━━━ SOURCE MATERIAL ━━━
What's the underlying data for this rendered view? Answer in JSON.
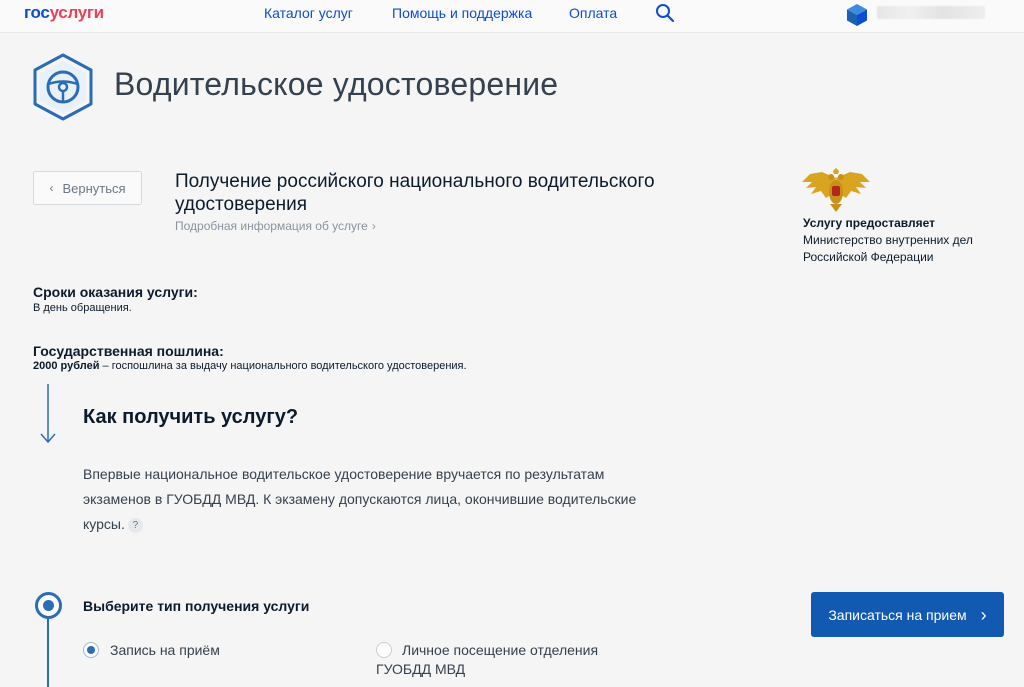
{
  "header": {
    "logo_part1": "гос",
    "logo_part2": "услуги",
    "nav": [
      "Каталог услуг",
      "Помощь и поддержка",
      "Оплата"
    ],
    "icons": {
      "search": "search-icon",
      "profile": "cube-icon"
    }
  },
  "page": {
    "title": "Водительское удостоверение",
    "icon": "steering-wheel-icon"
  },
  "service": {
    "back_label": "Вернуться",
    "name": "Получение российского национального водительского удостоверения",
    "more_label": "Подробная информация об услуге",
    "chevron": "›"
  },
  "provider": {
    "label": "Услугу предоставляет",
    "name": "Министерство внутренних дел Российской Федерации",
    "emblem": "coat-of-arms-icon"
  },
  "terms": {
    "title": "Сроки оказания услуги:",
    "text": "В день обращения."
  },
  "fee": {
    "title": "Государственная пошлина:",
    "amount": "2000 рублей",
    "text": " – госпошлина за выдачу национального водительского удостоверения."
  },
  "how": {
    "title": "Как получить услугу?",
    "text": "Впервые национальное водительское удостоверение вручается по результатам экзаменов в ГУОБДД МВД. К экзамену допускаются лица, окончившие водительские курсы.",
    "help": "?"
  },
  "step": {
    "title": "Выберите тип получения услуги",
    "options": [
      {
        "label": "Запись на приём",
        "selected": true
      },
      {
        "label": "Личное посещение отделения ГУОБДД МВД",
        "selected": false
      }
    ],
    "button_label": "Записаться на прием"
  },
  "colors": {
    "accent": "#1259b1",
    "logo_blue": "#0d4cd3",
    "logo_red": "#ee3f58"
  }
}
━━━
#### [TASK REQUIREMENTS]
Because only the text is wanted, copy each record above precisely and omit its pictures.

#### [OUTPUT FOR THIS TASK]
What's the underlying data for this rendered view? Answer in JSON.
{
  "header": {
    "logo_part1": "гос",
    "logo_part2": "услуги",
    "nav": [
      "Каталог услуг",
      "Помощь и поддержка",
      "Оплата"
    ],
    "icons": {
      "search": "search-icon",
      "profile": "cube-icon"
    }
  },
  "page": {
    "title": "Водительское удостоверение",
    "icon": "steering-wheel-icon"
  },
  "service": {
    "back_label": "Вернуться",
    "name": "Получение российского национального водительского удостоверения",
    "more_label": "Подробная информация об услуге",
    "chevron": "›"
  },
  "provider": {
    "label": "Услугу предоставляет",
    "name": "Министерство внутренних дел Российской Федерации",
    "emblem": "coat-of-arms-icon"
  },
  "terms": {
    "title": "Сроки оказания услуги:",
    "text": "В день обращения."
  },
  "fee": {
    "title": "Государственная пошлина:",
    "amount": "2000 рублей",
    "text": " – госпошлина за выдачу национального водительского удостоверения."
  },
  "how": {
    "title": "Как получить услугу?",
    "text": "Впервые национальное водительское удостоверение вручается по результатам экзаменов в ГУОБДД МВД. К экзамену допускаются лица, окончившие водительские курсы.",
    "help": "?"
  },
  "step": {
    "title": "Выберите тип получения услуги",
    "options": [
      {
        "label": "Запись на приём",
        "selected": true
      },
      {
        "label": "Личное посещение отделения ГУОБДД МВД",
        "selected": false
      }
    ],
    "button_label": "Записаться на прием"
  },
  "colors": {
    "accent": "#1259b1",
    "logo_blue": "#0d4cd3",
    "logo_red": "#ee3f58"
  }
}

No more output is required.